#### DIRECTIONS FOR THIS TASK
Pull each line containing "icon" out of the listing below.

#### DATA SHOWN
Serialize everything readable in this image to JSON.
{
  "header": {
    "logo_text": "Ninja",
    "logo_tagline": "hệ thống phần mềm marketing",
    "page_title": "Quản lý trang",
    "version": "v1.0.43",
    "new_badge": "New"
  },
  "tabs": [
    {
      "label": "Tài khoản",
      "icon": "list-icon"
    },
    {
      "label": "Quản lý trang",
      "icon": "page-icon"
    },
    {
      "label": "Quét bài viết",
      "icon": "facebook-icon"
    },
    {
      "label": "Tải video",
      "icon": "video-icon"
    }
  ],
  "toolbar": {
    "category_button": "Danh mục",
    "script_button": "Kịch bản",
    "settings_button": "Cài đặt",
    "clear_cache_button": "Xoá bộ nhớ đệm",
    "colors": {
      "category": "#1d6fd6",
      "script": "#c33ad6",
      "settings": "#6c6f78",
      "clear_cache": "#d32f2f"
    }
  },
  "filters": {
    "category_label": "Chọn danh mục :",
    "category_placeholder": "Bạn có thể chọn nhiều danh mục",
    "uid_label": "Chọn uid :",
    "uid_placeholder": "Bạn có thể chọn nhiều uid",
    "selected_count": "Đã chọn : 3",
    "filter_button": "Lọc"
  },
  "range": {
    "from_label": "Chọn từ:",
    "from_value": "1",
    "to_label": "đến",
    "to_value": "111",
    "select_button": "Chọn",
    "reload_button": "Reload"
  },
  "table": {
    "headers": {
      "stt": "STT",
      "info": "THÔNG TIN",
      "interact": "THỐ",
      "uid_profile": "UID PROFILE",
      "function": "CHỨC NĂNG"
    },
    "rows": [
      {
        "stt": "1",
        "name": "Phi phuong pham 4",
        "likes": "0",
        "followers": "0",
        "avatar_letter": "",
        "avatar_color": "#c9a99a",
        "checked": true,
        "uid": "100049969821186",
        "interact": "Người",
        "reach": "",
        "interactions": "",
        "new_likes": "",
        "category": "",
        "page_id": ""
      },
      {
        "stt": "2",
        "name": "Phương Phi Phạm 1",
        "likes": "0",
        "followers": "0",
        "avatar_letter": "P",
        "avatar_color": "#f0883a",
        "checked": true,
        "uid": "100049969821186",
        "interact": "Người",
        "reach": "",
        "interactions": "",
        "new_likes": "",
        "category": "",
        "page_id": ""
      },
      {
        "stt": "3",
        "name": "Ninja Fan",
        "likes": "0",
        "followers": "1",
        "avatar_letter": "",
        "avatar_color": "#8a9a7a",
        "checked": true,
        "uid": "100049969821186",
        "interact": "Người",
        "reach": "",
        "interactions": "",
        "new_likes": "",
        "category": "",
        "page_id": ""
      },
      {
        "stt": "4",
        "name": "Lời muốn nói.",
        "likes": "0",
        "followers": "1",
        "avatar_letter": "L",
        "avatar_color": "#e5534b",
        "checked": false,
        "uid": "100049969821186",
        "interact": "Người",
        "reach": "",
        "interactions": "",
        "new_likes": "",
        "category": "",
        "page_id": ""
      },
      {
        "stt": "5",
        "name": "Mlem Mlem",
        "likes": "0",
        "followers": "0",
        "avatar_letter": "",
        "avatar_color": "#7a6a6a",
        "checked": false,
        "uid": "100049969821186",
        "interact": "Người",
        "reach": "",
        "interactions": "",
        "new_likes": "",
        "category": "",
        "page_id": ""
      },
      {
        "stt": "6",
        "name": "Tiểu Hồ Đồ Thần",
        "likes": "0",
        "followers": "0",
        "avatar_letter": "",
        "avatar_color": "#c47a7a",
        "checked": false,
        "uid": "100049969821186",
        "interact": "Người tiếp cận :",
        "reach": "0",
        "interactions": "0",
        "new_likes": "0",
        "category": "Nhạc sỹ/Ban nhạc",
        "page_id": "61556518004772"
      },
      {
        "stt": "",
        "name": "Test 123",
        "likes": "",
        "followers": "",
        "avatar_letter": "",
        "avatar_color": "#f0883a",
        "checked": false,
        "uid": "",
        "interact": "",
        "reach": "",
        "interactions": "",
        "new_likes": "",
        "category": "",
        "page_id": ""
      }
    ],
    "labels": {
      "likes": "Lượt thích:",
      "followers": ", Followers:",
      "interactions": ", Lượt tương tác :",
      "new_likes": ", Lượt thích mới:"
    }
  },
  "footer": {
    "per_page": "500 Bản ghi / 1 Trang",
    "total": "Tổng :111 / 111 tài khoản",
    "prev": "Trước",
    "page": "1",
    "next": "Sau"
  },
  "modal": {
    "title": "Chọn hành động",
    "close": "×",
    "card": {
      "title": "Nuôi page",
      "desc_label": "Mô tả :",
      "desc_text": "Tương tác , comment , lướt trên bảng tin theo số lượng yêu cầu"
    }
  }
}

#### EXERCISE RESPONSE
      "icon": "list-icon"
      "icon": "page-icon"
      "icon": "facebook-icon"
      "icon": "video-icon"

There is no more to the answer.